**Action item**
The answer should consist of each line from the data below that includes "name".

(Records drawn from a dataset)
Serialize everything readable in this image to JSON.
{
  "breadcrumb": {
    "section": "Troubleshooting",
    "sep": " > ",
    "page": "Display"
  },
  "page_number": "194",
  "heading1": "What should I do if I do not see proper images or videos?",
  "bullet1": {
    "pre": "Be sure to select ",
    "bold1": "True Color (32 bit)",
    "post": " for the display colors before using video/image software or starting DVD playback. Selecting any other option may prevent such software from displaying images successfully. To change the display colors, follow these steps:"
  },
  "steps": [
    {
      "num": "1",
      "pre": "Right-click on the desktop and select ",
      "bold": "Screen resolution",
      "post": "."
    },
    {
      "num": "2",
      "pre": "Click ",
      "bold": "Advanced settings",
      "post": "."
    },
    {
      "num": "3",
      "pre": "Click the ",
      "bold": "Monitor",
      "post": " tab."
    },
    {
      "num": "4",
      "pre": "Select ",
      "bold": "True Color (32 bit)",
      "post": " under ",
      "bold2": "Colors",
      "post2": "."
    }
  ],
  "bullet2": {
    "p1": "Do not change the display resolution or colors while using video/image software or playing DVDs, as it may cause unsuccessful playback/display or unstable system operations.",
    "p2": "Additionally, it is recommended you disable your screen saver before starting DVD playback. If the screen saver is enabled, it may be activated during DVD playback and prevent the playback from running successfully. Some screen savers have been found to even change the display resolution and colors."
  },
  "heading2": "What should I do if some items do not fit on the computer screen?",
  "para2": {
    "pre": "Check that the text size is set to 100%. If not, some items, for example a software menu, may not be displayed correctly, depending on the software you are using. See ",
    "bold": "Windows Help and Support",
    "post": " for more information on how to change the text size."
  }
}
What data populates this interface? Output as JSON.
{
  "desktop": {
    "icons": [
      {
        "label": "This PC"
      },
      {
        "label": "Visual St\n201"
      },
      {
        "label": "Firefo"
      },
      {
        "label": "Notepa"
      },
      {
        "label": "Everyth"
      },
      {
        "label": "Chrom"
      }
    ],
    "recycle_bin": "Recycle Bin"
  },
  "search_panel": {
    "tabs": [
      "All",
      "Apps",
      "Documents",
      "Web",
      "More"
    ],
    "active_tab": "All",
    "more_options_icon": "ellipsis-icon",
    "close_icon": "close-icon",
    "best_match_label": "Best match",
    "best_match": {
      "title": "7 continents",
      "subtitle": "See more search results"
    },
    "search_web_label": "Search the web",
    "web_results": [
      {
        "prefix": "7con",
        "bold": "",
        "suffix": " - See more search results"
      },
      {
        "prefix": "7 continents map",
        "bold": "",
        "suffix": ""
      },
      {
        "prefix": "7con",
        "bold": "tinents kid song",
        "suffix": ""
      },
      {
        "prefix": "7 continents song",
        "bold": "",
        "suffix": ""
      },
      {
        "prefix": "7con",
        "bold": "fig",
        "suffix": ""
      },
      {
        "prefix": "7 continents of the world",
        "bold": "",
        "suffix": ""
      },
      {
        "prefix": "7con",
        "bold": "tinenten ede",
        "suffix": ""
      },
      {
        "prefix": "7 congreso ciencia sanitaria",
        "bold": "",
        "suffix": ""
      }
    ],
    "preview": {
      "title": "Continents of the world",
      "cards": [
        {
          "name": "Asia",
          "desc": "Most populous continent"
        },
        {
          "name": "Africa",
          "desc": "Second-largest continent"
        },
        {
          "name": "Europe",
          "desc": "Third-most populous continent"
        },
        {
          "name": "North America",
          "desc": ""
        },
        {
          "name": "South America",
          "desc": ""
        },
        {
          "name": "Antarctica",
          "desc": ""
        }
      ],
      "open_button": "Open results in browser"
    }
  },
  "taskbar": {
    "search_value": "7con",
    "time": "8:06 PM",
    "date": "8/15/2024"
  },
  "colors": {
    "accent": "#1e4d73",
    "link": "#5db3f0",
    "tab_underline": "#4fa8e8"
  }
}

**Answer space**
          "name": "Asia",
          "name": "Africa",
          "name": "Europe",
          "name": "North America",
          "name": "South America",
          "name": "Antarctica",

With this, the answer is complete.